##### Source records
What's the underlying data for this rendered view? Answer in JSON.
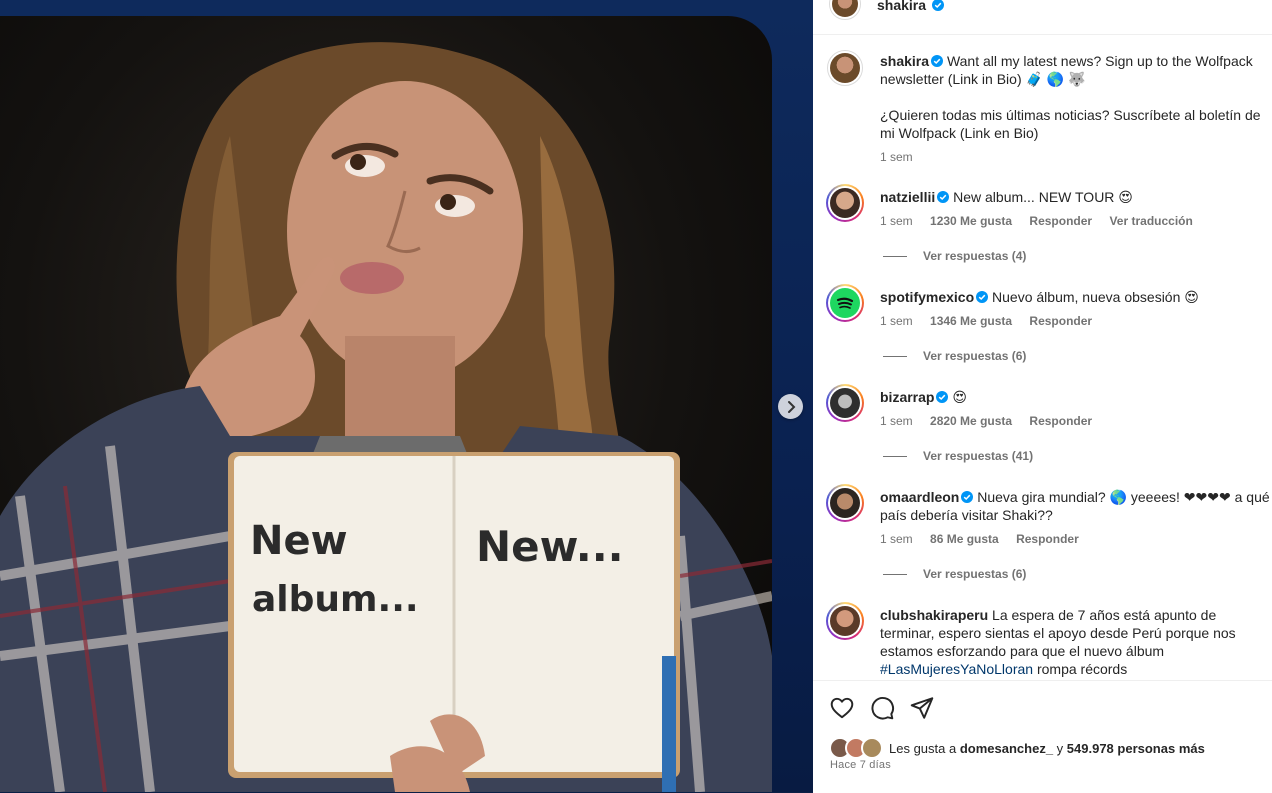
{
  "header": {
    "username": "shakira"
  },
  "caption": {
    "username": "shakira",
    "text_en": "Want all my latest news? Sign up to the Wolfpack newsletter (Link in Bio) 🧳 🌎 🐺",
    "text_es": "¿Quieren todas mis últimas noticias? Suscríbete al boletín de mi Wolfpack (Link en Bio)",
    "time": "1 sem"
  },
  "comments": [
    {
      "username": "natziellii",
      "text": "New album... NEW TOUR 😍",
      "time": "1 sem",
      "likes": "1230 Me gusta",
      "reply": "Responder",
      "translate": "Ver traducción",
      "view_replies": "Ver respuestas (4)",
      "avatar_color": "#c98b6a"
    },
    {
      "username": "spotifymexico",
      "text": "Nuevo álbum, nueva obsesión 😍",
      "time": "1 sem",
      "likes": "1346 Me gusta",
      "reply": "Responder",
      "view_replies": "Ver respuestas (6)",
      "avatar_color": "#1ed760"
    },
    {
      "username": "bizarrap",
      "text": "😍",
      "time": "1 sem",
      "likes": "2820 Me gusta",
      "reply": "Responder",
      "view_replies": "Ver respuestas (41)",
      "avatar_color": "#3a3a3a"
    },
    {
      "username": "omaardleon",
      "text": "Nueva gira mundial? 🌎 yeeees! ❤❤❤❤ a qué país debería visitar Shaki??",
      "time": "1 sem",
      "likes": "86 Me gusta",
      "reply": "Responder",
      "view_replies": "Ver respuestas (6)",
      "avatar_color": "#8a6a4e"
    },
    {
      "username": "clubshakiraperu",
      "text": "La espera de 7 años está apunto de terminar, espero sientas el apoyo desde Perú porque nos estamos esforzando para que el nuevo álbum",
      "hashtag": "#LasMujeresYaNoLloran",
      "text_tail": "rompa récords",
      "avatar_color": "#d39a7d"
    }
  ],
  "footer": {
    "likes_prefix": "Les gusta a",
    "liked_by": "domesanchez_",
    "likes_middle": "y",
    "likes_count": "549.978 personas más",
    "time_ago": "Hace 7 días"
  },
  "notebook": {
    "left_line1": "New",
    "left_line2": "album...",
    "right_line1": "New..."
  },
  "colors": {
    "background": "#0b1f45",
    "verified": "#0095f6",
    "link": "#00376b",
    "muted": "#737373"
  },
  "icons": [
    "verified-icon",
    "heart-icon",
    "comment-icon",
    "share-icon",
    "chevron-right-icon"
  ]
}
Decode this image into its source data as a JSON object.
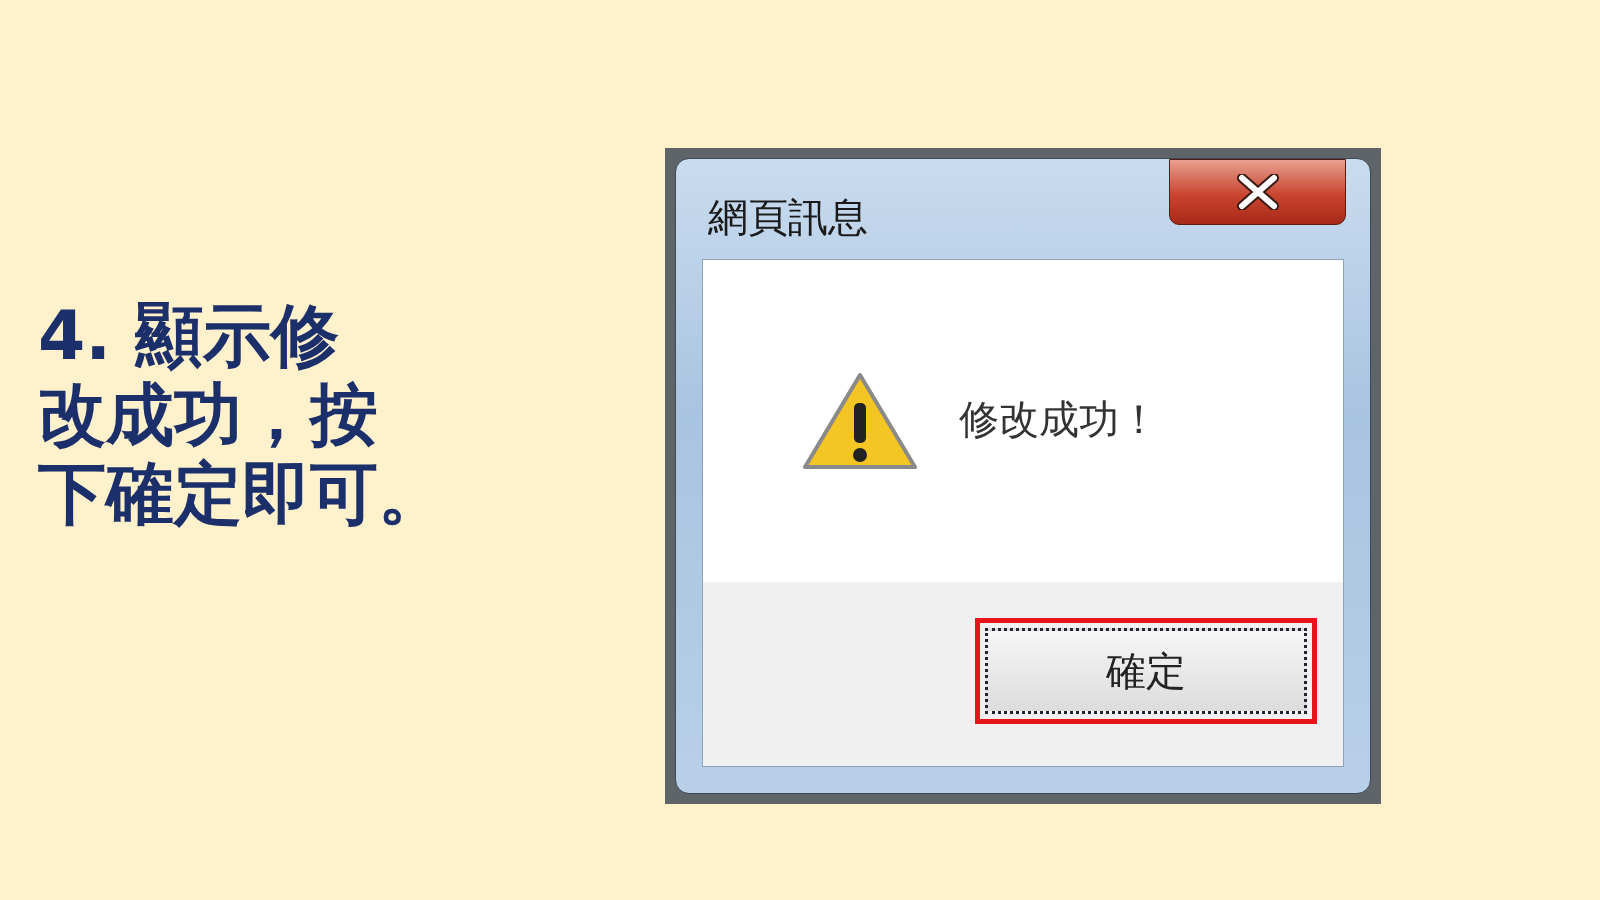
{
  "slide": {
    "instruction_lines": [
      "4. 顯示修",
      "改成功，按",
      "下確定即可。"
    ]
  },
  "dialog": {
    "title": "網頁訊息",
    "message": "修改成功！",
    "buttons": [
      {
        "label": "確定",
        "highlighted": true
      }
    ]
  }
}
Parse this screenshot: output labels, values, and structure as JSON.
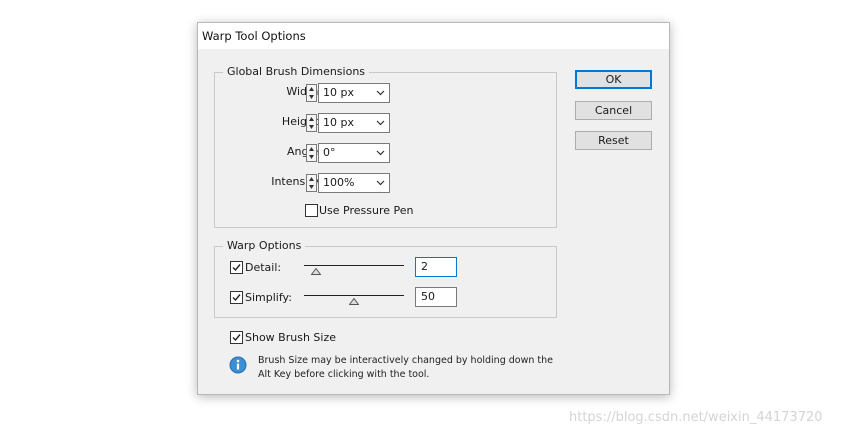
{
  "dialog": {
    "title": "Warp Tool Options",
    "buttons": {
      "ok": "OK",
      "cancel": "Cancel",
      "reset": "Reset"
    }
  },
  "global_brush": {
    "legend": "Global Brush Dimensions",
    "width": {
      "label": "Width:",
      "value": "10 px"
    },
    "height": {
      "label": "Height:",
      "value": "10 px"
    },
    "angle": {
      "label": "Angle:",
      "value": "0°"
    },
    "intensity": {
      "label": "Intensity:",
      "value": "100%"
    },
    "pressure": {
      "label": "Use Pressure Pen",
      "checked": false
    }
  },
  "warp_options": {
    "legend": "Warp Options",
    "detail": {
      "label": "Detail:",
      "value": "2",
      "checked": true,
      "slider_fraction": 0.12
    },
    "simplify": {
      "label": "Simplify:",
      "value": "50",
      "checked": true,
      "slider_fraction": 0.5
    }
  },
  "show_brush_size": {
    "label": "Show Brush Size",
    "checked": true
  },
  "info": {
    "text": "Brush Size may be interactively changed by holding down the Alt Key before clicking with the tool."
  },
  "watermark": "https://blog.csdn.net/weixin_44173720",
  "colors": {
    "focus": "#0078d7",
    "dialog_bg": "#f0f0f0",
    "info_icon": "#3b8fd4"
  }
}
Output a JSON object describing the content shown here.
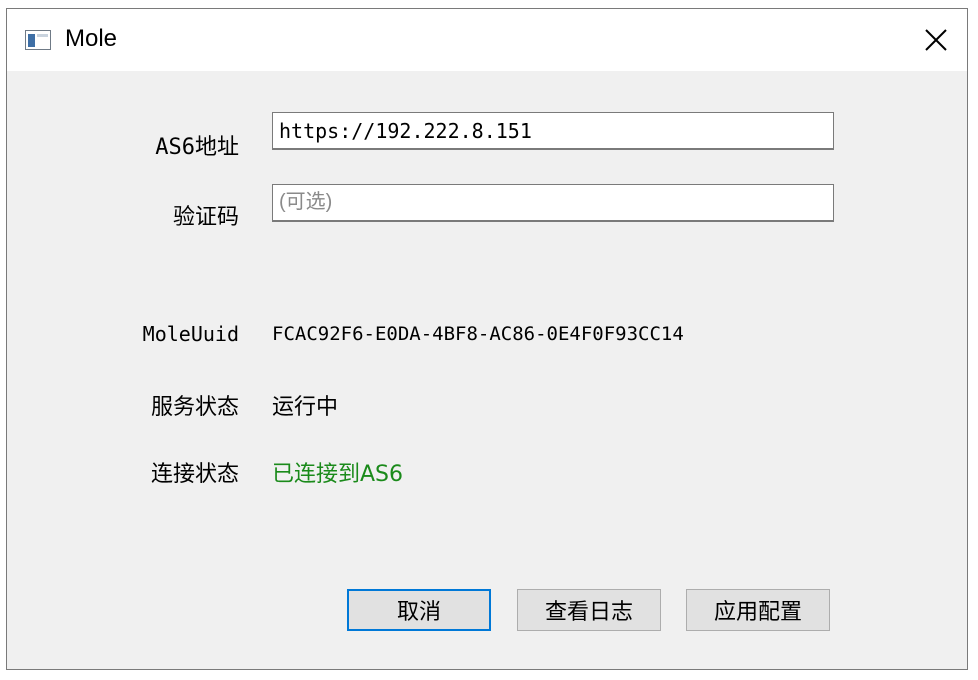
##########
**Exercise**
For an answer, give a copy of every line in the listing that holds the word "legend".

**Answer to the problem**
    "legend": "Global Brush Dimensions",
    "legend": "Warp Options",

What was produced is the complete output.